Óscar Lorenzo’s team is working with Arabidopsis thaliana, an easy to handle plant used as a model in many studies. Nevertheless, their European partners are using more than 20 species considered of interest to agriculture such as grains, peas, tomato and cabbage. “Each team is using the most interesting models to them, for instance, French are interested in barley because of its use in the beer production process”, as the researcher said.
Actually, there are many companies interested in this project, especially when working with grains, because they want them to remain viable for longer.
Germans are in charge of genetic research, while the University of Warwick, that has a large greenhouse structure, focuses on inducing stress conditions on seeds to be analyzed by the rest of the teams. Therefore, all the scientists in the project work with the same material.

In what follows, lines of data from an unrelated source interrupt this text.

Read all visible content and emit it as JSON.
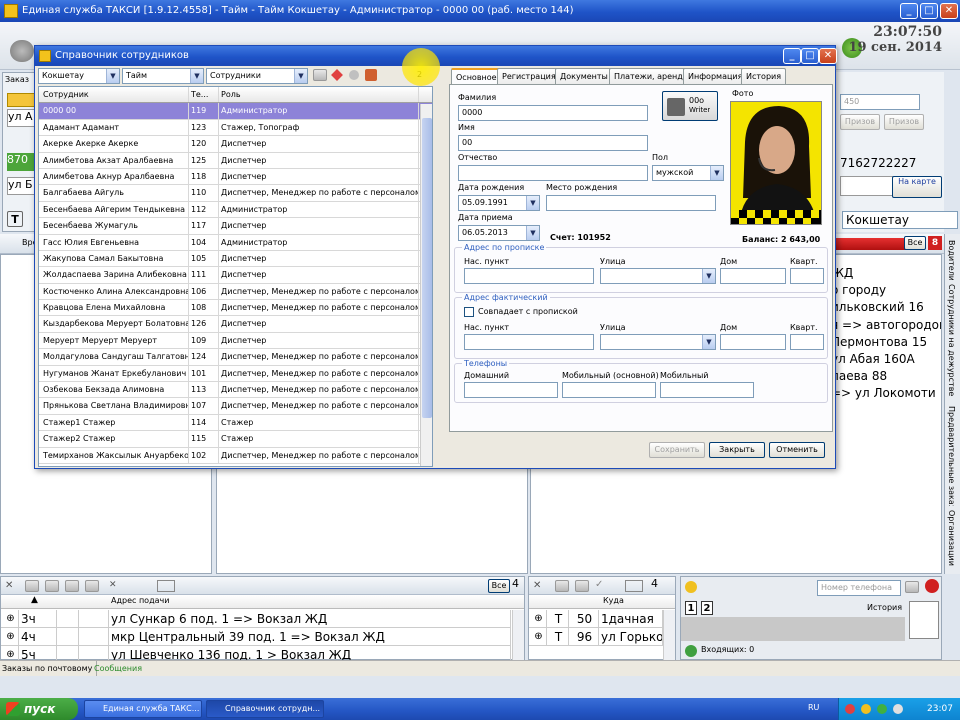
{
  "app": {
    "title": "Единая служба ТАКСИ [1.9.12.4558] - Тайм - Тайм Кокшетау - Администратор - 0000 00 (раб. место 144)",
    "clock_time": "23:07:50",
    "clock_date": "19 сен. 2014"
  },
  "background": {
    "left_panel_items": [
      "Заказ",
      "ул А",
      "870",
      "ул Б"
    ],
    "phone": "7162722227",
    "field_450": "450",
    "btn_prizov1": "Призов",
    "btn_prizov2": "Призов",
    "map_button": "На карте",
    "city": "Кокшетау",
    "all_label": "Все",
    "all_count": "8",
    "right_list": [
      "ЖД",
      "о городу",
      "ильковский 16",
      "я => автогородок",
      "Лермонтова 15",
      "ул Абая 160А",
      "паева 88",
      "=> ул Локомоти"
    ],
    "side_tabs": [
      "Водители",
      "Сотрудники на дежурстве",
      "Предварительные заказы",
      "Организации"
    ],
    "vr_label": "Вре"
  },
  "orders_panel": {
    "all_label": "Все",
    "count": "4",
    "header_address": "Адрес подачи",
    "rows": [
      {
        "time": "3ч",
        "address": "ул Сункар 6 под. 1 => Вокзал ЖД"
      },
      {
        "time": "4ч",
        "address": "мкр Центральный 39 под. 1 => Вокзал ЖД"
      },
      {
        "time": "5ч",
        "address": "ул Шевченко 136 под. 1   > Вокзал ЖД"
      }
    ]
  },
  "cars_panel": {
    "count": "4",
    "header_where": "Куда",
    "rows": [
      {
        "t": "Т",
        "num": "50",
        "where": "1дачная"
      },
      {
        "t": "Т",
        "num": "96",
        "where": "ул Горько"
      }
    ]
  },
  "phone_panel": {
    "placeholder": "Номер телефона",
    "line1": "1",
    "line2": "2",
    "history": "История",
    "incoming": "Входящих: 0"
  },
  "statusbar": {
    "tab1": "Заказы по почтовому",
    "tab2": "Сообщения"
  },
  "taskbar": {
    "start": "пуск",
    "task1": "Единая служба ТАКС...",
    "task2": "Справочник сотрудн...",
    "lang": "RU",
    "time": "23:07"
  },
  "dialog": {
    "title": "Справочник сотрудников",
    "filter_city": "Кокшетау",
    "filter_company": "Тайм",
    "filter_type": "Сотрудники",
    "count_label": "2",
    "tabs": [
      "Основное",
      "Регистрация",
      "Документы",
      "Платежи, аренда",
      "Информация",
      "История"
    ],
    "grid_headers": {
      "name": "Сотрудник",
      "num": "Те...",
      "role": "Роль"
    },
    "employees": [
      {
        "name": "0000 00",
        "num": "119",
        "role": "Администратор"
      },
      {
        "name": "Адамант Адамант",
        "num": "123",
        "role": "Стажер, Топограф"
      },
      {
        "name": "Акерке Акерке Акерке",
        "num": "120",
        "role": "Диспетчер"
      },
      {
        "name": "Алимбетова Акзат Аралбаевна",
        "num": "125",
        "role": "Диспетчер"
      },
      {
        "name": "Алимбетова Акнур Аралбаевна",
        "num": "118",
        "role": "Диспетчер"
      },
      {
        "name": "Балгабаева Айгуль",
        "num": "110",
        "role": "Диспетчер, Менеджер по работе с персоналом, Рег..."
      },
      {
        "name": "Бесенбаева Айгерим Тендыкевна",
        "num": "112",
        "role": "Администратор"
      },
      {
        "name": "Бесенбаева Жумагуль",
        "num": "117",
        "role": "Диспетчер"
      },
      {
        "name": "Гасс Юлия Евгеньевна",
        "num": "104",
        "role": "Администратор"
      },
      {
        "name": "Жакупова Самал Бакытовна",
        "num": "105",
        "role": "Диспетчер"
      },
      {
        "name": "Жолдаспаева Зарина Алибековна",
        "num": "111",
        "role": "Диспетчер"
      },
      {
        "name": "Костюченко Алина Александровна",
        "num": "106",
        "role": "Диспетчер, Менеджер по работе с персоналом, Рег..."
      },
      {
        "name": "Кравцова Елена Михайловна",
        "num": "108",
        "role": "Диспетчер, Менеджер по работе с персоналом, Рег..."
      },
      {
        "name": "Кыздарбекова Меруерт Болатовна",
        "num": "126",
        "role": "Диспетчер"
      },
      {
        "name": "Меруерт Меруерт Меруерт",
        "num": "109",
        "role": "Диспетчер"
      },
      {
        "name": "Молдагулова Сандугаш Талгатовна",
        "num": "124",
        "role": "Диспетчер, Менеджер по работе с персоналом, Рег..."
      },
      {
        "name": "Нугуманов Жанат Еркебуланович",
        "num": "101",
        "role": "Диспетчер, Менеджер по работе с персоналом, Рег..."
      },
      {
        "name": "Озбекова Бекзада Алимовна",
        "num": "113",
        "role": "Диспетчер, Менеджер по работе с персоналом, Рег..."
      },
      {
        "name": "Прянькова Светлана Владимировна",
        "num": "107",
        "role": "Диспетчер, Менеджер по работе с персоналом, Рег..."
      },
      {
        "name": "Стажер1 Стажер",
        "num": "114",
        "role": "Стажер"
      },
      {
        "name": "Стажер2 Стажер",
        "num": "115",
        "role": "Стажер"
      },
      {
        "name": "Темирханов Жаксылык Ануарбеко...",
        "num": "102",
        "role": "Диспетчер, Менеджер по работе с персоналом, Рег..."
      }
    ],
    "form": {
      "surname_label": "Фамилия",
      "surname": "0000",
      "name_label": "Имя",
      "name": "00",
      "patronymic_label": "Отчество",
      "patronymic": "",
      "gender_label": "Пол",
      "gender": "мужской",
      "birth_label": "Дата рождения",
      "birth": "05.09.1991",
      "birthplace_label": "Место рождения",
      "birthplace": "",
      "hire_label": "Дата приема",
      "hire": "06.05.2013",
      "account": "Счет: 101952",
      "balance": "Баланс: 2 643,00",
      "photo_label": "Фото",
      "writer_label": "00о",
      "writer_sub": "Writer",
      "reg_address": "Адрес по прописке",
      "settlement": "Нас. пункт",
      "street": "Улица",
      "house": "Дом",
      "apt": "Кварт.",
      "actual_address": "Адрес фактический",
      "same_as_reg": "Совпадает с пропиской",
      "phones": "Телефоны",
      "home_phone": "Домашний",
      "mobile_main": "Мобильный (основной)",
      "mobile": "Мобильный",
      "save": "Сохранить",
      "close": "Закрыть",
      "cancel": "Отменить"
    }
  }
}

This project, named EcoSeed-Impacts of Environmental Conditions on Seed Quality, belongs to a program known as European Knowledge Based Bio-Economy (KBBE), that will contribute three million Euros in the next years for its fulfillment. From this sum, 250,000 Euros are to be granted to CIALE’S research.
The Other Partners
The importance of this project becomes evident when observing the list of partners. The most remarkable of them is the Royal Botanic Gardens from Kew, that houses an enormous gene bank with more than a million seeds. On behalf of the United Kingdom, the project also works in conjunction with the University of Leeds and the University of Warwick. Germany’s contribution comes from the Leibniz-Institut für Pflanzengenetik und Kulturpflanzenforschung (IPK) and from the Max Planck Gesellschaft zur Pfanzengenetik und Kulturpflanzzenforschung. France is the most engaged partner: Université Pierre et Marie Curie (Paris 6), Institut National de la Recherche Agronomique, Commissariat à l’energie atomique et aux énergie alternative (CEA) and a firm named Limagrain Europe. As Spain, represented by the Universidad de Salamanca, Austria’s contribution comes from a single institution: Universität Innsbruck.